-- PROBLEM TO SOLVE --
Lines with "render": pull these out of the listing below.

-- WORKING DATA --
==*==
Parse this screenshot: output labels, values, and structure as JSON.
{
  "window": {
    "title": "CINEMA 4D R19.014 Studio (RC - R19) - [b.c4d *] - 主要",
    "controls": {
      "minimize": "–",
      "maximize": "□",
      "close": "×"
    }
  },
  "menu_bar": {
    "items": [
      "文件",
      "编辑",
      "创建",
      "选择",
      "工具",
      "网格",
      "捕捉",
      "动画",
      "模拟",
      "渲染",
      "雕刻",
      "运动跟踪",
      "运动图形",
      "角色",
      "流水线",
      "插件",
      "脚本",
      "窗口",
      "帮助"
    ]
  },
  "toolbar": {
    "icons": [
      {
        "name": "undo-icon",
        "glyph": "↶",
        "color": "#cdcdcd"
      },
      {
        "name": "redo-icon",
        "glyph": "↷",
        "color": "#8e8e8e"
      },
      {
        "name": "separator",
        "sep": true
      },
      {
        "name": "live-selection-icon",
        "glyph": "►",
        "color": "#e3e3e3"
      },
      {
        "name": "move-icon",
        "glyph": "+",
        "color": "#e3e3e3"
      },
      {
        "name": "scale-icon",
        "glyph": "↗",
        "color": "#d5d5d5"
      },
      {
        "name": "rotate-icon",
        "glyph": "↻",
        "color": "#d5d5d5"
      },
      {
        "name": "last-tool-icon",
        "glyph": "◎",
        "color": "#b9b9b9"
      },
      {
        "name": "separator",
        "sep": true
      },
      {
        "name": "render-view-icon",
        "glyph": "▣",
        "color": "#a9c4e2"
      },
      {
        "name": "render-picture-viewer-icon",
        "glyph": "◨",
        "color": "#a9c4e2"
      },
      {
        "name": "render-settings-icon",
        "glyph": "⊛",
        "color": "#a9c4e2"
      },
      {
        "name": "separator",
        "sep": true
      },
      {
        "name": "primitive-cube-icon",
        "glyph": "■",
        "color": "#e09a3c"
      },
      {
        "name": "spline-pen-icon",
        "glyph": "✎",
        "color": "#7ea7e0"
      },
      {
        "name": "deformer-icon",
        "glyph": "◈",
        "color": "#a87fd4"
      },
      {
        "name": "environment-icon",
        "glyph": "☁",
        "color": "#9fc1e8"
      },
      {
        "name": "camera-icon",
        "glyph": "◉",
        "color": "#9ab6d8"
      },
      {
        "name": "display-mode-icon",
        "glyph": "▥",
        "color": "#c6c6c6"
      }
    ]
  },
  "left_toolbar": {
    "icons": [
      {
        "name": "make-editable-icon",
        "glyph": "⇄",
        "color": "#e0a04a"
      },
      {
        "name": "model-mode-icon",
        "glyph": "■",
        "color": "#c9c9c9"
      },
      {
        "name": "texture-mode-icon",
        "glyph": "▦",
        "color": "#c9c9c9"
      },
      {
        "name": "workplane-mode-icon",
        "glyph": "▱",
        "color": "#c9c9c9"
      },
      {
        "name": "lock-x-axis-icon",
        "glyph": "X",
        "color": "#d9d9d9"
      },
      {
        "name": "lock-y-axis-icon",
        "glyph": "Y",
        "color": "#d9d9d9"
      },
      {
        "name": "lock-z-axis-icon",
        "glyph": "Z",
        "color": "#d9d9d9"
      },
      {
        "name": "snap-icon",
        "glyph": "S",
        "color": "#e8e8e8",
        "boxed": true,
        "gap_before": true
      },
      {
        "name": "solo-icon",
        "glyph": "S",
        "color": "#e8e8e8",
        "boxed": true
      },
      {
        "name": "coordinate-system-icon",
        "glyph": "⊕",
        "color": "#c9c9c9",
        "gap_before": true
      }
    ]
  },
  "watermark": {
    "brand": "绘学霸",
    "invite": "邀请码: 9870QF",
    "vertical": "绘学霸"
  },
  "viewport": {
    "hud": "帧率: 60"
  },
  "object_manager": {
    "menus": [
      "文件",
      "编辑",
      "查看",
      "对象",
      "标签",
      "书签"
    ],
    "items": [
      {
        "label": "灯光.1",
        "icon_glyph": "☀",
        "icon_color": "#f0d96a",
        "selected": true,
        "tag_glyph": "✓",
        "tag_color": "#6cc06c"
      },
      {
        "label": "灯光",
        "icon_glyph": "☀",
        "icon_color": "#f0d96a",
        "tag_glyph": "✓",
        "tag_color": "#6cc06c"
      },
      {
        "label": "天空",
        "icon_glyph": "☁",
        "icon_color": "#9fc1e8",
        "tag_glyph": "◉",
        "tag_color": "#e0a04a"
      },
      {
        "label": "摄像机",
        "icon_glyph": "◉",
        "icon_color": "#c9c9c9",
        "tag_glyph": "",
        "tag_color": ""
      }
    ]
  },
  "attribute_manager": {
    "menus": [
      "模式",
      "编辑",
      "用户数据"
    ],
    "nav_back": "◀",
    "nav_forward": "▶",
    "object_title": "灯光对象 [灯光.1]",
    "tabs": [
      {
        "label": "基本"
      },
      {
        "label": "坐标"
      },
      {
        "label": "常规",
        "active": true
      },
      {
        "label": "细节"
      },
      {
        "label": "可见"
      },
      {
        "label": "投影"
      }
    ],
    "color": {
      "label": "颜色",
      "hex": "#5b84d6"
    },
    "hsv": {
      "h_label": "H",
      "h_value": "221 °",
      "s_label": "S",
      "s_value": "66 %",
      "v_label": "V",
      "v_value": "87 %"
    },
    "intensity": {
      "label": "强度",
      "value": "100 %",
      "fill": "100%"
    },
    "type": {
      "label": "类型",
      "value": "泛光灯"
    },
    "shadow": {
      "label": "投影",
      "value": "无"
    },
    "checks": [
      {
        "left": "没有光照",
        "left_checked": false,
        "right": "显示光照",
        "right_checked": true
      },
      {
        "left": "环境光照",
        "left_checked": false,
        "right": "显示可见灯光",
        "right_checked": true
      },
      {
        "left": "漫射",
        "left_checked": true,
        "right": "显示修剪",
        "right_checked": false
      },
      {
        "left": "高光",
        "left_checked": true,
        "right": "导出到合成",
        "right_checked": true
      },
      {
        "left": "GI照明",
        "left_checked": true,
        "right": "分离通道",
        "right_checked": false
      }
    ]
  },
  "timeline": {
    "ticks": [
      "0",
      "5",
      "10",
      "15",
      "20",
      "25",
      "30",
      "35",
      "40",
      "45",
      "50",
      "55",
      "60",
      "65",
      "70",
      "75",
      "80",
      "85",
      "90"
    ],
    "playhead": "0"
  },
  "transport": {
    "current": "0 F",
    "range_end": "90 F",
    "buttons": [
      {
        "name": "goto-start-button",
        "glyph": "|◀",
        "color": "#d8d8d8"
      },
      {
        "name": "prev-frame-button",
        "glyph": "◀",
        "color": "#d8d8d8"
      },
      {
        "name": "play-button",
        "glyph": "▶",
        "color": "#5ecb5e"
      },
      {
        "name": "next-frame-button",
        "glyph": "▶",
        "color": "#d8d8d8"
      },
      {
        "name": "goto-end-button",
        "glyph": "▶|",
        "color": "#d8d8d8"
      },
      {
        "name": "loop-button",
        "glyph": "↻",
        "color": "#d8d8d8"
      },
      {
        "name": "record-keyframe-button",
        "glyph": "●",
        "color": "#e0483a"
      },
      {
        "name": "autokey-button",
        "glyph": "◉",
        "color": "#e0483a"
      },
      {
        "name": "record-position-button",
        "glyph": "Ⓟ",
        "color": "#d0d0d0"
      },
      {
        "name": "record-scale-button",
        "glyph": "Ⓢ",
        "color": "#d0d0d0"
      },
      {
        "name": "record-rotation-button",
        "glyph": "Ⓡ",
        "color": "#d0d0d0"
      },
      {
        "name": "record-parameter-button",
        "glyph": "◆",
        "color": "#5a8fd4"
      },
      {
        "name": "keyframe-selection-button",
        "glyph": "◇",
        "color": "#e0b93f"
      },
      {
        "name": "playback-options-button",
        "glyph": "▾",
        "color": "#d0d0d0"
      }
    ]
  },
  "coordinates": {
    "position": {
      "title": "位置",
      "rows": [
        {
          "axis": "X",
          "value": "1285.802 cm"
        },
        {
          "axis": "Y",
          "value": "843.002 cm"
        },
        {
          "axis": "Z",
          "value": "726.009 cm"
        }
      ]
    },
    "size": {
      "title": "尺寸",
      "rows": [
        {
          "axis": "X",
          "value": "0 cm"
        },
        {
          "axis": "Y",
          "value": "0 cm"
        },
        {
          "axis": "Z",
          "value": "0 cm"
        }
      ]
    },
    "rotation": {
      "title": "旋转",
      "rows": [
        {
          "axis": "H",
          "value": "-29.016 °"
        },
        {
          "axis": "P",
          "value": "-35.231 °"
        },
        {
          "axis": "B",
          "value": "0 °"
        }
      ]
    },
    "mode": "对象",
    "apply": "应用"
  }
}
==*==
-- OUTPUT OF THE TASK --
        "name": "render-view-icon",
        "name": "render-picture-viewer-icon",
        "name": "render-settings-icon",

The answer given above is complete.